Thankfully, the child who declared it "yuck" didn't refuse to use it--she simply prefers her old red Colgate with stars. Go figure.

An Introduction

Welcome to Nature Kidz, where I try to cover all topics concerning natural living--from recipes and product reviews to natural cleaning supplies and news information.  As a mom, I have become increasingly worried about the artificial elements in our lives--and have learned that they're harder to avoid than I would ever have imagined! Just browse the grocery store, and every aisle is full of artificial flavors, colors, scents, and preservatives--from bread (which often has food dye!) to cat litter to milk.

Do you have a product you love, a recipe to share, or something you'd like reviewed here?  Email me ( and I'll post about it.  

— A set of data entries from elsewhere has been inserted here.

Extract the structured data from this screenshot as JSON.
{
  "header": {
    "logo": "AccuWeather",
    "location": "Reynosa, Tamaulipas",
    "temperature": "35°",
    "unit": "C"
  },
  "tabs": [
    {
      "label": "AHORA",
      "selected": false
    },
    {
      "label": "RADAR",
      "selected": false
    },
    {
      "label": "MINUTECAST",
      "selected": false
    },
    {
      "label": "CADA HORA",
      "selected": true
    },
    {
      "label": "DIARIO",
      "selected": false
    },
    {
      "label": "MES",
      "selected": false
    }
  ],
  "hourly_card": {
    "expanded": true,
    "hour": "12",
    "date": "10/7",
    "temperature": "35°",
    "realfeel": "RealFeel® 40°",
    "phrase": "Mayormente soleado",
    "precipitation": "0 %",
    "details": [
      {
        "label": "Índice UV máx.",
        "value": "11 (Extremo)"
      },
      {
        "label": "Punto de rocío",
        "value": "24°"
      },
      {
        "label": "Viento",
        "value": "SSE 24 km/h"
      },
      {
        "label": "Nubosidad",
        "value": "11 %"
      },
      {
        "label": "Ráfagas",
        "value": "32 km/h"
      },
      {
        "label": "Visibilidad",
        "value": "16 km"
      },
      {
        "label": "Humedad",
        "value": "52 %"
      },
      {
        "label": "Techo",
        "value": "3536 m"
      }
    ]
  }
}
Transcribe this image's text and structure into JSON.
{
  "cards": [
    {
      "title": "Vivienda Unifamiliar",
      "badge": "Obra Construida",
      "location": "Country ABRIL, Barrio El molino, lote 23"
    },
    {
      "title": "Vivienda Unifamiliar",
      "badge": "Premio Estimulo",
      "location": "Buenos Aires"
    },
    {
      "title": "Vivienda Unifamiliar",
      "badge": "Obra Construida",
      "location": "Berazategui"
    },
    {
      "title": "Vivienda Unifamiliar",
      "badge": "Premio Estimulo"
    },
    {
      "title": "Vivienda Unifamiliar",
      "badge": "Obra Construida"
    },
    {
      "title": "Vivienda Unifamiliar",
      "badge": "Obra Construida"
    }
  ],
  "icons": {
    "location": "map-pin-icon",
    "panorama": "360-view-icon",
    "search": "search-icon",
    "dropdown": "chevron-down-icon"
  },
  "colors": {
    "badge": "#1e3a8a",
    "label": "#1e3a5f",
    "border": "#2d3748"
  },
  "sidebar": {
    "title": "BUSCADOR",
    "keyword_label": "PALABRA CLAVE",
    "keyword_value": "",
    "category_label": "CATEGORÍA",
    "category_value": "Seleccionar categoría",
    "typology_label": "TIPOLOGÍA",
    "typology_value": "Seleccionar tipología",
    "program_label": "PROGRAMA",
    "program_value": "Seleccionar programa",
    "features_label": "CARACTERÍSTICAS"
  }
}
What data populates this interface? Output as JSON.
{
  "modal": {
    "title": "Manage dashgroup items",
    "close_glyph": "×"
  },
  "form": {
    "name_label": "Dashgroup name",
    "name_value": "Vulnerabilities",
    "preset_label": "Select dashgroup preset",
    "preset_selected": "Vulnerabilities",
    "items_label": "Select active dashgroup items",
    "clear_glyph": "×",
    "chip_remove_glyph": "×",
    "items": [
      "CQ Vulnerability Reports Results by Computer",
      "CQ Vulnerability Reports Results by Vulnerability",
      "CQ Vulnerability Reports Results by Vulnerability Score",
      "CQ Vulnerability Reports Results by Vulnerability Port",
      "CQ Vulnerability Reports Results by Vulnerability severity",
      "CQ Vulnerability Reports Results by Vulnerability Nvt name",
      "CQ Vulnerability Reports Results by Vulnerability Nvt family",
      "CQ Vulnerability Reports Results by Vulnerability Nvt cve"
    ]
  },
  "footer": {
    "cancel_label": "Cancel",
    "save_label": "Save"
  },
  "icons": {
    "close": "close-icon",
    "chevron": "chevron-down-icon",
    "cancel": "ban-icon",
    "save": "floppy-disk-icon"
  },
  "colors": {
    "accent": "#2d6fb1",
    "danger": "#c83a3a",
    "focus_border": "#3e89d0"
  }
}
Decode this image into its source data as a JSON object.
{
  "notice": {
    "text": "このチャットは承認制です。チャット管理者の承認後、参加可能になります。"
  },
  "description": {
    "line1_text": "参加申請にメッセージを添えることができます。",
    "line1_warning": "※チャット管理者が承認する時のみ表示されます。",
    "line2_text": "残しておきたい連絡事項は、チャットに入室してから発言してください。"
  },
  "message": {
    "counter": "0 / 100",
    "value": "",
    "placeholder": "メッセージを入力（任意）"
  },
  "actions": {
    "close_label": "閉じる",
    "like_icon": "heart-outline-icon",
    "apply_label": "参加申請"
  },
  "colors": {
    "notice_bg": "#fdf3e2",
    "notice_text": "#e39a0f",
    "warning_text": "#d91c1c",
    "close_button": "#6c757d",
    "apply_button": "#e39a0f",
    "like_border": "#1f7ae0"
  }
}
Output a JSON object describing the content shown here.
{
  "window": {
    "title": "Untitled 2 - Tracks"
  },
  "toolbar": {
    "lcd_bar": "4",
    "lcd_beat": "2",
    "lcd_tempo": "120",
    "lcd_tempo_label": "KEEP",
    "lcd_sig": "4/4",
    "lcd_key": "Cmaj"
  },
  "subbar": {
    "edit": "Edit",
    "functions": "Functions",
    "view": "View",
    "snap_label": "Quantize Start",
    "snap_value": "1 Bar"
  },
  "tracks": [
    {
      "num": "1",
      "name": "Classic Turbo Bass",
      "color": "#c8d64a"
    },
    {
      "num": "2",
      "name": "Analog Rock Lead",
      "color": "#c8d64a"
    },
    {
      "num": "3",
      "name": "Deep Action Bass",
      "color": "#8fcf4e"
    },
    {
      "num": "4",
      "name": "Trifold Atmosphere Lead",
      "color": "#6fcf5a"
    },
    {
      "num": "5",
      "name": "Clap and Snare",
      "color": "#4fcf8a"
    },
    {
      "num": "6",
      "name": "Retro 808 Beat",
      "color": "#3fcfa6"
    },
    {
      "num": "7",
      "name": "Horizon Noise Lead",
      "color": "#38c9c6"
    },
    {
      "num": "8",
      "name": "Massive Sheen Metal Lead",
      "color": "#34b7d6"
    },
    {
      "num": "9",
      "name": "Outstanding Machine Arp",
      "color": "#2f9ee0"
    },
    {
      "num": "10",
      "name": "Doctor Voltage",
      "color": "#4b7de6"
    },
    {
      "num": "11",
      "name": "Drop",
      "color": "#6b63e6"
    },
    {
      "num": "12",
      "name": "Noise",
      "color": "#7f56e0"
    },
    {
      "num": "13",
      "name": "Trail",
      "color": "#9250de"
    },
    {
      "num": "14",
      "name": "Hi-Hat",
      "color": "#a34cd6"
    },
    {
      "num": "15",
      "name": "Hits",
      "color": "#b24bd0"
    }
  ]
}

My first blog entry will be a cleaning tip: I use white vinegar for almost everything, from cleaning up pet accidents to washing windows to freshening laundry.  I keep a spray bottle of vinegar and water in every bathroom and the kitchen, and have stopped buying bathroom cleaner, window cleaner, cleaners with fact, I've replaced nearly all my old cleaning supplies with this effective and CHEAP ingredient! Read more here.   If you're looking to start healthier living and feel overwhelmed, this is a great place to start!